In the end that's all that matters. As for stirring the pot; maybe.....but it was interesting information.


RE: Pot stirring time -- tracksaws (or is it track saws?). - JDuke - 03-14-2019

Stirring the pot is good in some cases, especially if it helps the problems boil out to a wider audience and possibly get fixed.

I’m sure someone here has a source for a 2.5mm thick strip of the rubberized sacrificial tape, maybe even the replacement strip designed for dewalt or one of the other track saws would work.


Duke


RE: Pot stirring time -- tracksaws (or is it track saws?). - fredhargis - 03-14-2019

(03-14-2019, 08:18 AM)JDuke Wrote: I’m sure someone here has a source for a 2.5mm thick strip of the rubberized sacrificial tape, maybe even the replacement strip designed for dewalt or one of the other track saws would work.


Duke

I wondered the same thing, so I did measure some I had (Festool). It's 2.2 mm thick.


RE: Pot stirring time -- tracksaws (or is it track saws?). - Rob Young - 03-14-2019

(03-14-2019, 08:18 AM)JDuke Wrote: Stirring the pot is good in some cases, especially if it helps the problems boil out to a wider audience and possibly get fixed.

I’m sure someone here has a source for a 2.5mm thick strip of the rubberized sacrificial tape, maybe even the replacement strip designed for dewalt or one of the other track saws would work.


Duke

I believe the Peter Millard guy I mentioned above found that he could source 2.5mm strip from Makita replacement parts.  I just haven't done the leg work yet.


RE: Pot stirring time -- tracksaws (or is it track saws?). - ®smpr_fi_mac® - 03-14-2019

Neat write up. Thanks. I'm not currently in the market for a track saw but would eventually like to add one to my arsenal, especially if I start doing more projects that require sheet goods.


RE: Pot stirring time -- tracksaws (or is it track saws?). - jteneyck - 03-14-2019
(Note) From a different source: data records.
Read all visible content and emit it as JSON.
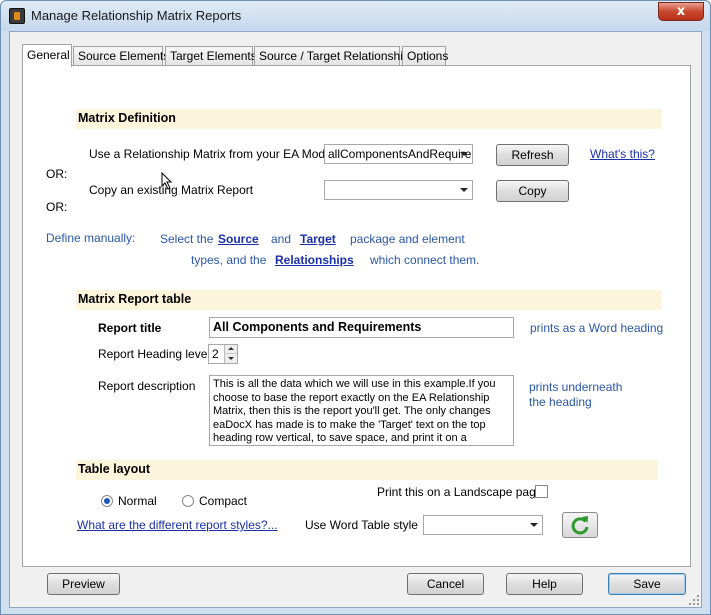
{
  "window": {
    "title": "Manage Relationship Matrix Reports",
    "close_label": "x"
  },
  "tabs": [
    {
      "label": "General",
      "active": true
    },
    {
      "label": "Source Elements",
      "active": false
    },
    {
      "label": "Target Elements",
      "active": false
    },
    {
      "label": "Source / Target Relationship",
      "active": false
    },
    {
      "label": "Options",
      "active": false
    }
  ],
  "matrix_definition": {
    "heading": "Matrix Definition",
    "use_matrix_label": "Use a Relationship Matrix from your EA Model:",
    "use_matrix_value": "allComponentsAndRequirements",
    "refresh_label": "Refresh",
    "whats_this_label": "What's this?",
    "or_label_1": "OR:",
    "copy_existing_label": "Copy an existing Matrix Report",
    "copy_existing_value": "",
    "copy_label": "Copy",
    "or_label_2": "OR:",
    "define_manually_label": "Define manually:",
    "select_the": "Select the",
    "source_link": "Source",
    "and_label": "and",
    "target_link": "Target",
    "package_and_element": "package and element",
    "types_and_the": "types, and the",
    "relationships_link": "Relationships",
    "which_connect_them": "which connect them."
  },
  "matrix_report_table": {
    "heading": "Matrix Report table",
    "report_title_label": "Report title",
    "report_title_value": "All Components and Requirements",
    "report_title_hint": "prints as a Word heading",
    "heading_level_label": "Report Heading level",
    "heading_level_value": "2",
    "description_label": "Report description",
    "description_value": "This is all the data which we will use in this example.If you choose to base the report exactly on the EA Relationship Matrix, then this is the report you'll get. The only changes eaDocX has made is to make the  'Target' text on the top heading row vertical, to save space, and print it on a",
    "description_hint_1": "prints underneath",
    "description_hint_2": "the heading"
  },
  "table_layout": {
    "heading": "Table layout",
    "normal_label": "Normal",
    "normal_checked": true,
    "compact_label": "Compact",
    "compact_checked": false,
    "landscape_label": "Print this on a Landscape page",
    "landscape_checked": false,
    "styles_link": "What are the different report styles?...",
    "word_table_style_label": "Use Word Table style",
    "word_table_style_value": ""
  },
  "footer": {
    "preview_label": "Preview",
    "cancel_label": "Cancel",
    "help_label": "Help",
    "save_label": "Save"
  },
  "colors": {
    "section_bar": "#fdf4dc",
    "link": "#1a2fa8",
    "hint_text": "#2a57a8",
    "refresh_icon": "#2e9a2e"
  }
}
Very nice writeup.  Are you satisfied you can cut parts to final dimensions?  Maybe I missed it but I don't think you addressed that aspect.  Unless that's possible, and repeatable to at least 1/64" accuracy, I don't see much benefit over what I've been doing, which is very much like you were doing before.  

John